Records to process below:

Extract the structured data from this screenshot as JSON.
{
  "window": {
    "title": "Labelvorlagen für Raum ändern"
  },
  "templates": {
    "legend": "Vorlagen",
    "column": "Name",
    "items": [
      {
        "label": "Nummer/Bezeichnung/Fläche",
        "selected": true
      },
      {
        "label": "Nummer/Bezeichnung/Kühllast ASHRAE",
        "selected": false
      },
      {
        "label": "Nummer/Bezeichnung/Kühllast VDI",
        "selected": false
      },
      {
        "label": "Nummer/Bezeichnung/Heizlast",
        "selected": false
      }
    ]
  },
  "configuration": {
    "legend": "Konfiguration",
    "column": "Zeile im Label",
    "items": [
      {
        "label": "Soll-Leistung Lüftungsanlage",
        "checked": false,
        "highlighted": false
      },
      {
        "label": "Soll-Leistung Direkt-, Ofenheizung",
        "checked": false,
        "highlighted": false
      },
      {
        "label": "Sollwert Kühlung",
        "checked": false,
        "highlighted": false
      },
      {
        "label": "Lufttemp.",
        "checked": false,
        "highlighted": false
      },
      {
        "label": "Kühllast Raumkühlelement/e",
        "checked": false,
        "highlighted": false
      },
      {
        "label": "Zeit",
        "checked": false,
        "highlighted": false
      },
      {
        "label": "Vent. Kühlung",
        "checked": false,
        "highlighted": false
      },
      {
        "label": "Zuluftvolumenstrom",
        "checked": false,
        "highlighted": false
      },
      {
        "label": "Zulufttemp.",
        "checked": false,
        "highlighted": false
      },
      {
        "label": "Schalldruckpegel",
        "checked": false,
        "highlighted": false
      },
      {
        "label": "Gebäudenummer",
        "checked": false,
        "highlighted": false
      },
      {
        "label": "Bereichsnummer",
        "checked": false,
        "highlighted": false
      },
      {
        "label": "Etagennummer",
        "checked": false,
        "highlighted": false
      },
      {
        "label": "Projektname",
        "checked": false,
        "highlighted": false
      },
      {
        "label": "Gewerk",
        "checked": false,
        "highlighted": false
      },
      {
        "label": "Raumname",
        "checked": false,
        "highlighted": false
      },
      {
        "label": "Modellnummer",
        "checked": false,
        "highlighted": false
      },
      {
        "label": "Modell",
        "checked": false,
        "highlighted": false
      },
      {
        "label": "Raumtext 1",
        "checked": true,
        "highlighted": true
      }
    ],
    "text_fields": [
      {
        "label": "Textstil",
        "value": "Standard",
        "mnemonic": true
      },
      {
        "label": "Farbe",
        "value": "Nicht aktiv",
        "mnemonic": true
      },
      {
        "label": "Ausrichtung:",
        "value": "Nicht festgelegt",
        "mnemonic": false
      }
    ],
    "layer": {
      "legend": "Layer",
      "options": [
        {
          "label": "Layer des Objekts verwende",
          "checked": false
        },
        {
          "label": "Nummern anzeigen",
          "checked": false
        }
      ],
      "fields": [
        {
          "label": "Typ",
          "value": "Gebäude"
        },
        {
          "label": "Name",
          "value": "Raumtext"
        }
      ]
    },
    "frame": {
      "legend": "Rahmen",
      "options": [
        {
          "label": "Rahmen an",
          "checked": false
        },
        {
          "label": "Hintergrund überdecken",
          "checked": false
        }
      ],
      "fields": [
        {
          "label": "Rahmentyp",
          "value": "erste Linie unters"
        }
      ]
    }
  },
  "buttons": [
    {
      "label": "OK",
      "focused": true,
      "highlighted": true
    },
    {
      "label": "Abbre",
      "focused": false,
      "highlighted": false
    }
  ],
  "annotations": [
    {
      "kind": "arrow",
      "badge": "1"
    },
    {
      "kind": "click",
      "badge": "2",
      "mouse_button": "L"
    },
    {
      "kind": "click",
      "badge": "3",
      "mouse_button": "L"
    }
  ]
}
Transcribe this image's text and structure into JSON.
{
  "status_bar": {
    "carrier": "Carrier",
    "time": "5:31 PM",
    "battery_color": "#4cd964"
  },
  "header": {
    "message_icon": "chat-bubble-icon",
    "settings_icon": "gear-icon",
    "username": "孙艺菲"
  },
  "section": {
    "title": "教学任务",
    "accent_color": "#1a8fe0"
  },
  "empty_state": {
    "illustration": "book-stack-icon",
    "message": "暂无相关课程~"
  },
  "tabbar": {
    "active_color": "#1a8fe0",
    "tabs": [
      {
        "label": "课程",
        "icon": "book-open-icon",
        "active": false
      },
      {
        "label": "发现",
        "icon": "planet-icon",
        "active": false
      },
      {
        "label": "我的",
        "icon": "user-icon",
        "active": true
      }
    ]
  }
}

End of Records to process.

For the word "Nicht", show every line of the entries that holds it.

        "value": "Nicht aktiv",
        "value": "Nicht festgelegt",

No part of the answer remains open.